↓

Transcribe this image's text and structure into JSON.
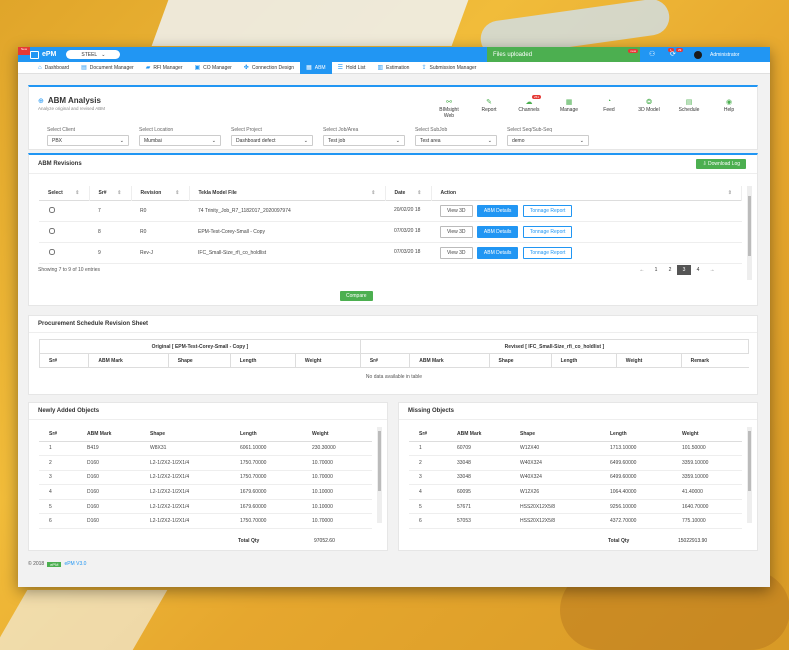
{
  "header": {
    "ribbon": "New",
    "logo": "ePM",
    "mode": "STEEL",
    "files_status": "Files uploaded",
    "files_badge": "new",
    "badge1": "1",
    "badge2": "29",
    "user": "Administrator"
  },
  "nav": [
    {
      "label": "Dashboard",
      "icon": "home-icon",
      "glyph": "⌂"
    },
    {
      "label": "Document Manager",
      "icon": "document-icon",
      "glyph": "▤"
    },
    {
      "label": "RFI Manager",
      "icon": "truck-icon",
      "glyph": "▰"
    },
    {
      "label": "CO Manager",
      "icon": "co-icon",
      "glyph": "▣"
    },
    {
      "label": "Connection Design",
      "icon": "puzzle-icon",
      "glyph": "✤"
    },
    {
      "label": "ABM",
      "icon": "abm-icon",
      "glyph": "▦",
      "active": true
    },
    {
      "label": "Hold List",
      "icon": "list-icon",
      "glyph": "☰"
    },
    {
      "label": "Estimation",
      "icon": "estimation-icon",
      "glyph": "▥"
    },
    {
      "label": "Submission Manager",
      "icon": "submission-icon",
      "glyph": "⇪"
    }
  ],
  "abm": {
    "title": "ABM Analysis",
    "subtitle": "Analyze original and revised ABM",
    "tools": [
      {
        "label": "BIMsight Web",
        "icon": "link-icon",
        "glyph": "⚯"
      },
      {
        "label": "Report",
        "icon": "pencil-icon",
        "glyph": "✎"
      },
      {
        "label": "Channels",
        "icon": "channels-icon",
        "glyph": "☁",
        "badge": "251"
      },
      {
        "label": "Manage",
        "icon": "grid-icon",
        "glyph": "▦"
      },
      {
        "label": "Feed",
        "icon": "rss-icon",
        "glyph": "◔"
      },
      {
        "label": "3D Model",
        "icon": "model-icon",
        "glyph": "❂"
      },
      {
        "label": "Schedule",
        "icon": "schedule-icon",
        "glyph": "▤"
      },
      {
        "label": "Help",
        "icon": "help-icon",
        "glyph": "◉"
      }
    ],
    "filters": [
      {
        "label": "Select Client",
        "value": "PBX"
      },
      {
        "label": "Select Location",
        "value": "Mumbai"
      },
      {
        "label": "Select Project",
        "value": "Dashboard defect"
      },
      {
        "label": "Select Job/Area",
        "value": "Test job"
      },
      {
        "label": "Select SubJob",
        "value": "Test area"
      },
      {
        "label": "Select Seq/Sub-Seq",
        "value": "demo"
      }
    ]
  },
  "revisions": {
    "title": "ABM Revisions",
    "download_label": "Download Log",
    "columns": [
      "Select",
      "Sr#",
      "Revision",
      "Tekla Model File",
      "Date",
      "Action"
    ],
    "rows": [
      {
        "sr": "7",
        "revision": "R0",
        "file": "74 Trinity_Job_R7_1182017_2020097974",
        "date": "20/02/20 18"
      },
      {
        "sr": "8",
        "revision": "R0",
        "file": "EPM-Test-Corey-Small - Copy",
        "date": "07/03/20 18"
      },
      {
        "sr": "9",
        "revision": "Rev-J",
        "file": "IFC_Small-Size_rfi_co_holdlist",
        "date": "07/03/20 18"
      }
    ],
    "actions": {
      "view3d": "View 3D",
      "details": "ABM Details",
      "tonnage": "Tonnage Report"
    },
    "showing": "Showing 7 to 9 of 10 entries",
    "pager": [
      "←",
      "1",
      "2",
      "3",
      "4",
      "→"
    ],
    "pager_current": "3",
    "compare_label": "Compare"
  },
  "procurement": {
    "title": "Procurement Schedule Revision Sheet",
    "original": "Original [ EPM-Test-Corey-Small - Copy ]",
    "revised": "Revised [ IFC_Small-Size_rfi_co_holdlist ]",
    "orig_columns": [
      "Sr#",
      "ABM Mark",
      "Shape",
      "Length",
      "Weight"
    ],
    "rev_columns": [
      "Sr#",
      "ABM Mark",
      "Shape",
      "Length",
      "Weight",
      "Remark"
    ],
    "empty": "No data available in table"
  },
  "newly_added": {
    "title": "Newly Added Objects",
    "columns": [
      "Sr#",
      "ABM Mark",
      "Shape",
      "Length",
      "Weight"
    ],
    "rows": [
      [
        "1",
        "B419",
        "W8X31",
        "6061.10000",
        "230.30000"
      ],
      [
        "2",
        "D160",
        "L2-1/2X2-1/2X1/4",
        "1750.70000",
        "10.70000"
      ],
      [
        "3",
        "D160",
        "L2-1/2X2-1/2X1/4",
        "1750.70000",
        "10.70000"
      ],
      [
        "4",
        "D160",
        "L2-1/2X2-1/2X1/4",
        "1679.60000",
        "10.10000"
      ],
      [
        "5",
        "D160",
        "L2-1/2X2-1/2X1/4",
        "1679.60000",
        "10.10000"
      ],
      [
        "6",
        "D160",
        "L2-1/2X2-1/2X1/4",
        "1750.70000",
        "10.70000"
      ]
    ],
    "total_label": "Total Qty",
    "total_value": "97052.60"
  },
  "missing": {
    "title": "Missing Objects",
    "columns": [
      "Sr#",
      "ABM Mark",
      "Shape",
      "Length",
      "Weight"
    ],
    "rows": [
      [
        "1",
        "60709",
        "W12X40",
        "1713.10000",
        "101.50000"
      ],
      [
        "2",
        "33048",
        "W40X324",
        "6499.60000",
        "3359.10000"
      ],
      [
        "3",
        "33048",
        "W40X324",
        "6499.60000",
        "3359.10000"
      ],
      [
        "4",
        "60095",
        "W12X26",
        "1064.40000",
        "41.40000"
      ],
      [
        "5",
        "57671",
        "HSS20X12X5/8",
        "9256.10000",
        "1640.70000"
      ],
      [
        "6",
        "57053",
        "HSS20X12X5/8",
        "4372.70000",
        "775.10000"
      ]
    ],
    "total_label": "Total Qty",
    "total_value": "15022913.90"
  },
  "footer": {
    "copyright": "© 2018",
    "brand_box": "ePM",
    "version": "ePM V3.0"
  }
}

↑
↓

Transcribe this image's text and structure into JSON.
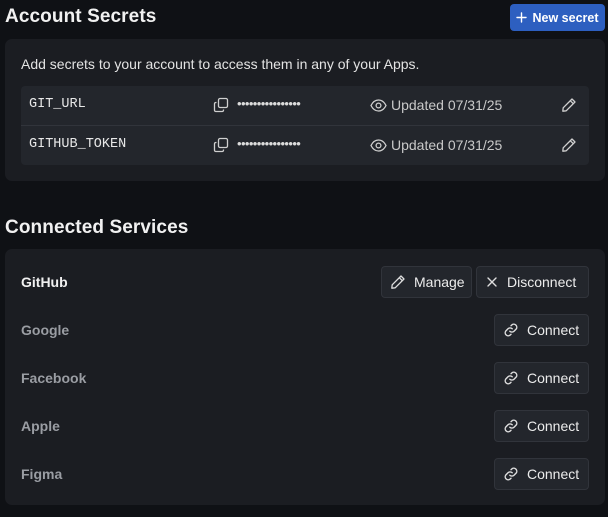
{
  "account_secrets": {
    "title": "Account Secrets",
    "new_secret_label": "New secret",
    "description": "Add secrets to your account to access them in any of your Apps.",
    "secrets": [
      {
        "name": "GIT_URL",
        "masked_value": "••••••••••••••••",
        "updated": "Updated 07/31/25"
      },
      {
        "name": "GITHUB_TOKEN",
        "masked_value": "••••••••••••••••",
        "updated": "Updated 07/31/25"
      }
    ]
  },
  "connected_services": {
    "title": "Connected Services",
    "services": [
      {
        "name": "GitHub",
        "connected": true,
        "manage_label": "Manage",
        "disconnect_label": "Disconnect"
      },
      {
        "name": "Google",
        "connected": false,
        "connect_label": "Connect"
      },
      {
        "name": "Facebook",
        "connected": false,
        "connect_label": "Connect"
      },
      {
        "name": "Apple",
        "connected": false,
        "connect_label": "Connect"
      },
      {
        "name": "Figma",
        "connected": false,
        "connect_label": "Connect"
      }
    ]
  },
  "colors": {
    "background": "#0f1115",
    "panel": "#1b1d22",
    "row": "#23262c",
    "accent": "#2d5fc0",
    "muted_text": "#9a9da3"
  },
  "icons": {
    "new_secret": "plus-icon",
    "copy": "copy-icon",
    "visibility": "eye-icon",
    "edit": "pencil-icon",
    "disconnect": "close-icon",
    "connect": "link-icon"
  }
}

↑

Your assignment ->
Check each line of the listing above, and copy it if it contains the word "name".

Result for this task ->
        "name": "GIT_URL",
        "name": "GITHUB_TOKEN",
        "name": "GitHub",
        "name": "Google",
        "name": "Facebook",
        "name": "Apple",
        "name": "Figma",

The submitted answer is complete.